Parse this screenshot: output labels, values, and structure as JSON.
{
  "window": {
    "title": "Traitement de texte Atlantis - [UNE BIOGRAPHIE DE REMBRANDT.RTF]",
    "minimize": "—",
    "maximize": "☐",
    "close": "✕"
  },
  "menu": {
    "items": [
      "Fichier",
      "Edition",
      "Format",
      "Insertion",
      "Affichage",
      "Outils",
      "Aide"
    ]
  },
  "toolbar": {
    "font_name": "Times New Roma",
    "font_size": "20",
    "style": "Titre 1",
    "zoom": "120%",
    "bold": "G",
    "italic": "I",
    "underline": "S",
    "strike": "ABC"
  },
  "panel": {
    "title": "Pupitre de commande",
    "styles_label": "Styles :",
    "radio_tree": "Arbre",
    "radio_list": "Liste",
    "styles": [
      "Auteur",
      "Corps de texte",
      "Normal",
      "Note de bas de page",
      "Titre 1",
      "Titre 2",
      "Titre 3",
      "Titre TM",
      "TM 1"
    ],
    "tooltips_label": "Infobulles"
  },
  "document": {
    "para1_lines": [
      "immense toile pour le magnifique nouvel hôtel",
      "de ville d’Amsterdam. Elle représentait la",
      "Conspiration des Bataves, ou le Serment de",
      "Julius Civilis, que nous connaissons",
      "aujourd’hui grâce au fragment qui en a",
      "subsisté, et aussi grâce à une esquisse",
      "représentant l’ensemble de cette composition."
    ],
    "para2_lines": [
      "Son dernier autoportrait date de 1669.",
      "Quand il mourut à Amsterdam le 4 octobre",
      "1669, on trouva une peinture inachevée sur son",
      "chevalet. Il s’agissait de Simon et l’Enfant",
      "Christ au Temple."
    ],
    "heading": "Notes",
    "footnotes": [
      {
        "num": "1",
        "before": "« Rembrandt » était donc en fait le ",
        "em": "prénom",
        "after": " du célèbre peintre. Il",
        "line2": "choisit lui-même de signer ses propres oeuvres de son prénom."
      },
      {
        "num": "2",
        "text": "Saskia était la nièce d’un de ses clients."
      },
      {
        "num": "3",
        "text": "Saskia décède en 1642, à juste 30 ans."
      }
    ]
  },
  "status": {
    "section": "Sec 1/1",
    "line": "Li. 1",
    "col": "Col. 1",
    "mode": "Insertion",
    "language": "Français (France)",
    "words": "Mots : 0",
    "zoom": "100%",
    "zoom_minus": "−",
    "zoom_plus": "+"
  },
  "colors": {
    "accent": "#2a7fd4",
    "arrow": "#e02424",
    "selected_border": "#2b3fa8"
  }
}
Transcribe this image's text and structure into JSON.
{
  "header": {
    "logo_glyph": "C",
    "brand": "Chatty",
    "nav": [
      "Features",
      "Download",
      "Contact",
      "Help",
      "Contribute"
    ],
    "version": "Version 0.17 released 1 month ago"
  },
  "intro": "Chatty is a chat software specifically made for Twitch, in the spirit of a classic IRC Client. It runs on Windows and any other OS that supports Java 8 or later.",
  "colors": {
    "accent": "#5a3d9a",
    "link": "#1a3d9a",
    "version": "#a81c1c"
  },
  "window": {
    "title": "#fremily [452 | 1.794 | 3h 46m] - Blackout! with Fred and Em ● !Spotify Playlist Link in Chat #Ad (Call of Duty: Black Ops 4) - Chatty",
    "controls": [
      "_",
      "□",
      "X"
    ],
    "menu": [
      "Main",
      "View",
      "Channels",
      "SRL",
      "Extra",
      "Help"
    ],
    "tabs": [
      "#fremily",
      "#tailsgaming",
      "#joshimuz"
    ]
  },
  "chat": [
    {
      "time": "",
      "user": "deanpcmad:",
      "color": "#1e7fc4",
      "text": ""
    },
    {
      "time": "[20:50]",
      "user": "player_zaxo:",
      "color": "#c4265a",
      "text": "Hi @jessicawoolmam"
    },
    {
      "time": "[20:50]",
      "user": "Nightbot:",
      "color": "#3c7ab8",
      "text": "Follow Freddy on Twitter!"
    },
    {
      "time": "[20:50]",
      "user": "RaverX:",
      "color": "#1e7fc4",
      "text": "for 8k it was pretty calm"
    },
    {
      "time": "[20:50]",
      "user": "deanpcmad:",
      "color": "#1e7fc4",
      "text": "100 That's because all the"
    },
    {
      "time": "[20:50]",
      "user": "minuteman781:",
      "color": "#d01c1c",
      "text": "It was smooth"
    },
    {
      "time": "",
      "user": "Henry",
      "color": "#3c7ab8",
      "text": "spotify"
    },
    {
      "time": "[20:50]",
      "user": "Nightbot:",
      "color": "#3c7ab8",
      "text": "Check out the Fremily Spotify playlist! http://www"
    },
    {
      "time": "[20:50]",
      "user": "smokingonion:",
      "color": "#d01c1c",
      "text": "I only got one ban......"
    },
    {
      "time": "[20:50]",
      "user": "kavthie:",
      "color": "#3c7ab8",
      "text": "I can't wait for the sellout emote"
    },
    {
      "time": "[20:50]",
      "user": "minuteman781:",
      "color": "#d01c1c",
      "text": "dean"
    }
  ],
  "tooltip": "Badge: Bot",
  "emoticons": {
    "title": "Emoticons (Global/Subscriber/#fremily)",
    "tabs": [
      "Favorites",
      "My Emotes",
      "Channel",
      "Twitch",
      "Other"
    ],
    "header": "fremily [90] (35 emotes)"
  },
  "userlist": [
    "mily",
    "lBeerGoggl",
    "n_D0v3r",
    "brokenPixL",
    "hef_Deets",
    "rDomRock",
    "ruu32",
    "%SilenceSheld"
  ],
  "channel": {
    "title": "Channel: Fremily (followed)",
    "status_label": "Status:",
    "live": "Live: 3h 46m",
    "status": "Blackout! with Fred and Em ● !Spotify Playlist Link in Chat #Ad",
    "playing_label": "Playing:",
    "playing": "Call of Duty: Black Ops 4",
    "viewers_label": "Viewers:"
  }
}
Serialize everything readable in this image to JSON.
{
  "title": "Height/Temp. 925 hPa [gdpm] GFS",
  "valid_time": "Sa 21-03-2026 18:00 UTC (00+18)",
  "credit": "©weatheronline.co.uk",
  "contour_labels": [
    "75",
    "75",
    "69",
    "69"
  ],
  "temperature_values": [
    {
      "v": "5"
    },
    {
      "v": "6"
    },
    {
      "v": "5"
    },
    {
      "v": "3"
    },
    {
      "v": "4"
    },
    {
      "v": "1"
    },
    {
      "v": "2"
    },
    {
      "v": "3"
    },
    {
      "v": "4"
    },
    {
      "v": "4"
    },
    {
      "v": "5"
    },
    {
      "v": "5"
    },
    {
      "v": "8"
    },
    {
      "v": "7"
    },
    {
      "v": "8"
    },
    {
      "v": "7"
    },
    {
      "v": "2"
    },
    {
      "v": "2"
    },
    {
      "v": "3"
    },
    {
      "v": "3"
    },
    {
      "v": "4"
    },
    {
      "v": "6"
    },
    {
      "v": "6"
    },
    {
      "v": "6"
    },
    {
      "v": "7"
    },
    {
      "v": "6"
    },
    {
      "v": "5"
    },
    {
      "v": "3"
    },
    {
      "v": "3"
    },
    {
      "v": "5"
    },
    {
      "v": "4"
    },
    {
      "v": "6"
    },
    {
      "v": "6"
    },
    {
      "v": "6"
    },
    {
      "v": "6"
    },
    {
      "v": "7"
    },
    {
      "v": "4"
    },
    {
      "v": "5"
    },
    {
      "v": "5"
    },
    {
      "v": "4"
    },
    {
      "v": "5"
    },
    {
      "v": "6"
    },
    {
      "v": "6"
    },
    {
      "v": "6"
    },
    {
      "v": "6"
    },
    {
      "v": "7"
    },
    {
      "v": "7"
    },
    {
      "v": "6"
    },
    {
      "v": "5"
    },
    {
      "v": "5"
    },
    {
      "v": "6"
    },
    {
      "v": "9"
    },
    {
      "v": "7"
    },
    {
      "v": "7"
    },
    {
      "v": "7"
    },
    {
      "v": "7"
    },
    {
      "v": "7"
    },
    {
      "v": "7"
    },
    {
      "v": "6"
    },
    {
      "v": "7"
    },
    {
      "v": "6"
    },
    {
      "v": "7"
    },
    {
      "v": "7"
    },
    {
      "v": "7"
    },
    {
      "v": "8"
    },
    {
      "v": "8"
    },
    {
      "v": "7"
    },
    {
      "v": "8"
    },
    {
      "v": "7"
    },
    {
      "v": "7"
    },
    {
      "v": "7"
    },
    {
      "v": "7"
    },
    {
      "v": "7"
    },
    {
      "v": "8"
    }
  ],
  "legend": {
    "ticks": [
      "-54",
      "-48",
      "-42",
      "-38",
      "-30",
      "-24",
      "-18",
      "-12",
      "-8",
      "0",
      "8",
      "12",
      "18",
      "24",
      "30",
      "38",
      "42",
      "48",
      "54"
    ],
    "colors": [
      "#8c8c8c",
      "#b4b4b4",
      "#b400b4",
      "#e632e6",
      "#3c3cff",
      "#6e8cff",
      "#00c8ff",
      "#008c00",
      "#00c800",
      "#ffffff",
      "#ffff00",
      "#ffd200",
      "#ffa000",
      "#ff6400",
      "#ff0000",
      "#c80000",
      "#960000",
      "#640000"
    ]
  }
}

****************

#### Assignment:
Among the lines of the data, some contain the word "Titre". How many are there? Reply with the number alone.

#### Exercise solution:
5